● **WHAT IS BEING ASKED**
Look through the entries below and count every line in which "emoji" appears; reply with the number only.

[Dataset rows describing interfaces]

- Opening Delimiter -

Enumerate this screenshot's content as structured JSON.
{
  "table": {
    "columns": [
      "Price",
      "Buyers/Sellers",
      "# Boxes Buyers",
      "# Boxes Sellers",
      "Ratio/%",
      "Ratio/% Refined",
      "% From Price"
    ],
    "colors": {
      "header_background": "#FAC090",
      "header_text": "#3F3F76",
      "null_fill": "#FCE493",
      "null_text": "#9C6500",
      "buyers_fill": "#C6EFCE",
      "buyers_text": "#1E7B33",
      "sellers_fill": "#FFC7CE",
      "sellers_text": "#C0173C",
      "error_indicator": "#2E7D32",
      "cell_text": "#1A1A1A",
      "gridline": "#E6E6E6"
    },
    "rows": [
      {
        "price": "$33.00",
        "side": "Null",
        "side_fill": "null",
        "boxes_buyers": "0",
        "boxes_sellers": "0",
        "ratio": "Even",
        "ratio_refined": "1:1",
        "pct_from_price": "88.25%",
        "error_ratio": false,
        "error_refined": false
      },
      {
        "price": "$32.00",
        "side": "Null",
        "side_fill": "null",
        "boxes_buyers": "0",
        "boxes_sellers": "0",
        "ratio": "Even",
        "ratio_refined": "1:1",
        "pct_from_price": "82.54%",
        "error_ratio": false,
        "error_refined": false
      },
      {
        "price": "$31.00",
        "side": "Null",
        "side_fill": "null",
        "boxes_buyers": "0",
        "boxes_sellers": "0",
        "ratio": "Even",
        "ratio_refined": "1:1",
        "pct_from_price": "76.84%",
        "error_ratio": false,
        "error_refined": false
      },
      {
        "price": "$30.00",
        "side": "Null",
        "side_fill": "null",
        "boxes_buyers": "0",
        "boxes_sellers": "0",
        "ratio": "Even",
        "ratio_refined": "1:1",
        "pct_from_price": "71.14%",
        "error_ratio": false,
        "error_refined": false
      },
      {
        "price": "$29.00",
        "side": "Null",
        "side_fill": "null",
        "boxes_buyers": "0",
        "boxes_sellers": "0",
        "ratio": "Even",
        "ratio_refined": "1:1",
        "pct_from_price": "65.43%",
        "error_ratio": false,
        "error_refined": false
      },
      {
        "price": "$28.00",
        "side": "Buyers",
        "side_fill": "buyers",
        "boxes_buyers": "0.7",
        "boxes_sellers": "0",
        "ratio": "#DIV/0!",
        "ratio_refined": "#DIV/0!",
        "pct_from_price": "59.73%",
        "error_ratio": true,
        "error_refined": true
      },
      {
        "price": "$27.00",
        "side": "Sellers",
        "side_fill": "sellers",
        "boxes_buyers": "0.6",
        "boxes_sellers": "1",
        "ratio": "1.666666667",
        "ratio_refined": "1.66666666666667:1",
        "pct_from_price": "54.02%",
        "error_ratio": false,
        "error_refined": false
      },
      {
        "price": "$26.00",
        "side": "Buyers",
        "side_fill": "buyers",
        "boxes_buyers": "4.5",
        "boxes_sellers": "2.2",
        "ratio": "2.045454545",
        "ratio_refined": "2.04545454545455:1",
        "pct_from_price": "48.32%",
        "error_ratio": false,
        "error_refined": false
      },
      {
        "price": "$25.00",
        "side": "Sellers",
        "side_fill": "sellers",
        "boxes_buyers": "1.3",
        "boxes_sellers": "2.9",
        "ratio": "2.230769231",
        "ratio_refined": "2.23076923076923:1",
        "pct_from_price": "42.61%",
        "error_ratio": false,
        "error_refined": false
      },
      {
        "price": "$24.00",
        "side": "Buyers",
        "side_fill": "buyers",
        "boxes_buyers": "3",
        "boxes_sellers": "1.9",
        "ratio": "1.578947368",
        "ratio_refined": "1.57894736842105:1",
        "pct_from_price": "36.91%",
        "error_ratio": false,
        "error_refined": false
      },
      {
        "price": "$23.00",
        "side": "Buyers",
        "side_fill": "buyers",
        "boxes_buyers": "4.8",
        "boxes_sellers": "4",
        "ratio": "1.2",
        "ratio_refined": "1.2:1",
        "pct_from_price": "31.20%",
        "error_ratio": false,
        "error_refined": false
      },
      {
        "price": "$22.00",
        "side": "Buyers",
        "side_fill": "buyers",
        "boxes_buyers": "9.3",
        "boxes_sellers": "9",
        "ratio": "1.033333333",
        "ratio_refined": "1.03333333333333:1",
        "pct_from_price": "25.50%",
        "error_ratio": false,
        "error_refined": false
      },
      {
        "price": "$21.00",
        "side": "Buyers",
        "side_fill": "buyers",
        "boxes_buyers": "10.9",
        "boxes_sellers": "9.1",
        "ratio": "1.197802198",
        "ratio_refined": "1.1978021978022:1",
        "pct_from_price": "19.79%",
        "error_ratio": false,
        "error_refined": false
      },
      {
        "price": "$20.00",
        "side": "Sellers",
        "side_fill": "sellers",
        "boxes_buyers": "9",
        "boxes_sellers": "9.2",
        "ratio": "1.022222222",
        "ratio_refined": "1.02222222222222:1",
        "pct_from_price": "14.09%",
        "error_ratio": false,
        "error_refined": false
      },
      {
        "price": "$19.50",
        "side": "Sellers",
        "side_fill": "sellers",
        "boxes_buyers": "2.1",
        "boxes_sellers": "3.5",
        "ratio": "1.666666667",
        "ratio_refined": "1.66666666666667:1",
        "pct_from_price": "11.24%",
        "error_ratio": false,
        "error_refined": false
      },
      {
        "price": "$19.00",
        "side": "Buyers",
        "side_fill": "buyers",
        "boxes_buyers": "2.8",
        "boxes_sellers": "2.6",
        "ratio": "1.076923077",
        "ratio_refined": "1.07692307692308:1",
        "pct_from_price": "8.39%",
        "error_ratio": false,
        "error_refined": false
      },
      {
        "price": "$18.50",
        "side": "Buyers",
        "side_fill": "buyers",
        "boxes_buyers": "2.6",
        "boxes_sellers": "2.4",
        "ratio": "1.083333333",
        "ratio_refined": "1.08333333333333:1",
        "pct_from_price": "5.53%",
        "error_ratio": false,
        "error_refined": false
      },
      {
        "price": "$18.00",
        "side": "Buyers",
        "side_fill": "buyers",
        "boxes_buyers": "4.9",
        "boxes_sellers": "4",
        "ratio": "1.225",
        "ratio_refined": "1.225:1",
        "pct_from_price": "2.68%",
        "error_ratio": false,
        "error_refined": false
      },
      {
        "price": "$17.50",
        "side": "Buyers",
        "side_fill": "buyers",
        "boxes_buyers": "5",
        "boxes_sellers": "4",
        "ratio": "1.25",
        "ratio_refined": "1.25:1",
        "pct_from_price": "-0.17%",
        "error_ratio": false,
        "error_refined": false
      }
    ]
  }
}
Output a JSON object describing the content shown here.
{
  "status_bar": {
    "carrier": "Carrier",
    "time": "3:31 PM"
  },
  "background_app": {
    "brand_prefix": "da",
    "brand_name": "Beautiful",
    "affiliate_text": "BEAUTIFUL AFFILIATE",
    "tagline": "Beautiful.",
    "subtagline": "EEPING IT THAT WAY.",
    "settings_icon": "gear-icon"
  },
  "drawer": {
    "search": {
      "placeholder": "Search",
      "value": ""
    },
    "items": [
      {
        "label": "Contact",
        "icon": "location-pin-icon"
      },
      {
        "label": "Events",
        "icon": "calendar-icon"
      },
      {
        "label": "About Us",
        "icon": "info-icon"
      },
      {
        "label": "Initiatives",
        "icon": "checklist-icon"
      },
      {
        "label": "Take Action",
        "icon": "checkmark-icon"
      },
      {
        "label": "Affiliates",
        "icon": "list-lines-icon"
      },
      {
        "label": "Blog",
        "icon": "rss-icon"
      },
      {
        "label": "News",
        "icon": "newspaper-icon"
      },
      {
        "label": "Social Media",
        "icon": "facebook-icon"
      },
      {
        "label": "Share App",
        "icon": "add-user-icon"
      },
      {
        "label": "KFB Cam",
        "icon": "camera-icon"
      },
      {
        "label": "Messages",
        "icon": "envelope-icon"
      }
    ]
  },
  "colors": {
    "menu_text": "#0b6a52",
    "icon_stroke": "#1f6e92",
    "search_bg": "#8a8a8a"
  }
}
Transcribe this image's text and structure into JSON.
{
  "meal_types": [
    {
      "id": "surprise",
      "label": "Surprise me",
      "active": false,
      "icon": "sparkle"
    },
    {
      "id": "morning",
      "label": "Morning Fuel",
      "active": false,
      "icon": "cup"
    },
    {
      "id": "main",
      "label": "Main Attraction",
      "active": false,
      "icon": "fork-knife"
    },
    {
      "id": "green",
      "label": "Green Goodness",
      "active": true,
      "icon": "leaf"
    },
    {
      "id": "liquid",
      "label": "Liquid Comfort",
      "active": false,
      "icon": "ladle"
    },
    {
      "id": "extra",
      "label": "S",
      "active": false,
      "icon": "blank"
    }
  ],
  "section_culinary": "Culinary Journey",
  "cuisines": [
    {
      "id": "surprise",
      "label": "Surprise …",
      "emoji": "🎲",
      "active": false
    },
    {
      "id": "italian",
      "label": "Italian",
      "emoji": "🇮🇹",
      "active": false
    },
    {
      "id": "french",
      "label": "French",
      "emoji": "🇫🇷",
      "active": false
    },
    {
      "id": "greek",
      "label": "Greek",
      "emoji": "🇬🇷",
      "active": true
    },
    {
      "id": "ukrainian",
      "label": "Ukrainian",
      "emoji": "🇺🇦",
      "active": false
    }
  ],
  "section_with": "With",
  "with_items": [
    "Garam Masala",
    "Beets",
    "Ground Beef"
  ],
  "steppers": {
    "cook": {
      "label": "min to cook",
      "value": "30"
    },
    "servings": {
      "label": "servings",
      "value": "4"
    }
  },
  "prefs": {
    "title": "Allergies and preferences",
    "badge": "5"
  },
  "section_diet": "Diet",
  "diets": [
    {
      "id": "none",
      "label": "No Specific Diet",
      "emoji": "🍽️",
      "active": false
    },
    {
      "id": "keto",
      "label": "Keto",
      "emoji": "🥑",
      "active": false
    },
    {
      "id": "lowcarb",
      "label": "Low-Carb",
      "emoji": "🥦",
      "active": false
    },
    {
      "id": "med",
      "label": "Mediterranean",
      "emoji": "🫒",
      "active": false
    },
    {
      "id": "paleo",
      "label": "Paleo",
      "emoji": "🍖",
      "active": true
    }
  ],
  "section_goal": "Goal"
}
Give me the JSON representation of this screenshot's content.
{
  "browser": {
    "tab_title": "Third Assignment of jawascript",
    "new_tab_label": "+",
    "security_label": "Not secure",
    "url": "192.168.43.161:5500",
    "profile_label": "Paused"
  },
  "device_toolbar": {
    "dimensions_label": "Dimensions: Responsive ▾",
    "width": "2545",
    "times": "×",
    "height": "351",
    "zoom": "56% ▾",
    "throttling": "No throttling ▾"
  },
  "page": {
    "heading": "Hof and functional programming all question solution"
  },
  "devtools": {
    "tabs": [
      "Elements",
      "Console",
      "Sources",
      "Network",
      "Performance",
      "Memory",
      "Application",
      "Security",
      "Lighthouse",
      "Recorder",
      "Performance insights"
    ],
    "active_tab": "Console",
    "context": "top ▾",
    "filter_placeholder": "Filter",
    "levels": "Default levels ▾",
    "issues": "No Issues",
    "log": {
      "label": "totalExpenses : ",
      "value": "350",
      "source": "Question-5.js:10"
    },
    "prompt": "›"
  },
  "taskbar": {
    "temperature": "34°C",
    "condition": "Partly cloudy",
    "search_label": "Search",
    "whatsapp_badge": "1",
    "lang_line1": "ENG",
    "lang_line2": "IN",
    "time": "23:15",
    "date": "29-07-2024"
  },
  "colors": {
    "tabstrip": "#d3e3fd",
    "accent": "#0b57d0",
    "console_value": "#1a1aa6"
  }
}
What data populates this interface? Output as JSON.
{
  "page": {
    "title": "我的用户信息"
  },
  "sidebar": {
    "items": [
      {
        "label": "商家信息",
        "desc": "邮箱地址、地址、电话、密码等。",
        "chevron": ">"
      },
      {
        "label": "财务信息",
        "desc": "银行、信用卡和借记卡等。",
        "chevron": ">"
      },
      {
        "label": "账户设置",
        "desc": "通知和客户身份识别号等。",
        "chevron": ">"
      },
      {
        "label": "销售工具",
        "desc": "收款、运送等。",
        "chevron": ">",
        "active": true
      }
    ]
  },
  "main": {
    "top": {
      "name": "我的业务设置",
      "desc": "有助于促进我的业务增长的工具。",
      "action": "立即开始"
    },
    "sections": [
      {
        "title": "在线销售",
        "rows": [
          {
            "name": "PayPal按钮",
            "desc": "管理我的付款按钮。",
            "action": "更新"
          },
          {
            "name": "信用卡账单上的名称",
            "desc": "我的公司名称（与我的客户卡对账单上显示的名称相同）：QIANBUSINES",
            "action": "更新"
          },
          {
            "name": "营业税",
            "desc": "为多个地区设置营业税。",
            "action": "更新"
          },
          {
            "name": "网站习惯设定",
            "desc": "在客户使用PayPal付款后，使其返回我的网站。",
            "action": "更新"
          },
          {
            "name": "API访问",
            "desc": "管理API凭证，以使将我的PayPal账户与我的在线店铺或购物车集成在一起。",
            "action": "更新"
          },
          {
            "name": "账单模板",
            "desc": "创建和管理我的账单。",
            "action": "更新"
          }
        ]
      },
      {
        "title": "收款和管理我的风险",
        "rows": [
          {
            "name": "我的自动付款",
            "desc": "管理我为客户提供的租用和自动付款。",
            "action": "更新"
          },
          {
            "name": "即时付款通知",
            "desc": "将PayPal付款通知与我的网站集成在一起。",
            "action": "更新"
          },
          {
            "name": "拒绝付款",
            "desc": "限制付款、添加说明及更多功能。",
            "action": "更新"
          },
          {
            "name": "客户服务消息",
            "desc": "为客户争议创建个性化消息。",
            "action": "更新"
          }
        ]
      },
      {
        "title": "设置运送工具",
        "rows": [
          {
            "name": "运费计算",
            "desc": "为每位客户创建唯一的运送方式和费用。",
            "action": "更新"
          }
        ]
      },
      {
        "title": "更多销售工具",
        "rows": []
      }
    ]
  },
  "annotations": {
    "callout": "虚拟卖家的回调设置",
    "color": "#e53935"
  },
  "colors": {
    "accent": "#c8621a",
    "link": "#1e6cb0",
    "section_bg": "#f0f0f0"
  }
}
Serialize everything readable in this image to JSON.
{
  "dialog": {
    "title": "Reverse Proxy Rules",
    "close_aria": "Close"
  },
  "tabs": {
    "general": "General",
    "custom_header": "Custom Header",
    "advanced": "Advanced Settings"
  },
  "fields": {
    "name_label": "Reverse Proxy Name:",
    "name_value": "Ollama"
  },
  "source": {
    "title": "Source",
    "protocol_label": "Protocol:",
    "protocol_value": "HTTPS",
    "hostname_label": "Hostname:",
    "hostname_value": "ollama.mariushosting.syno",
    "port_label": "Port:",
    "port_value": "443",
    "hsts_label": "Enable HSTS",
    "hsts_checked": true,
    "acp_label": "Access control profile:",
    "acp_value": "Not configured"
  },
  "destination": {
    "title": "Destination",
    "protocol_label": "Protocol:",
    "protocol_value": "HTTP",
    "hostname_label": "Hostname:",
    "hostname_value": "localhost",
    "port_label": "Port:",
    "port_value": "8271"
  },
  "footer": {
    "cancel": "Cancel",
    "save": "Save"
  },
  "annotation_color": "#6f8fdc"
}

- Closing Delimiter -

● **ANSWER TO THE EXERCISE**
10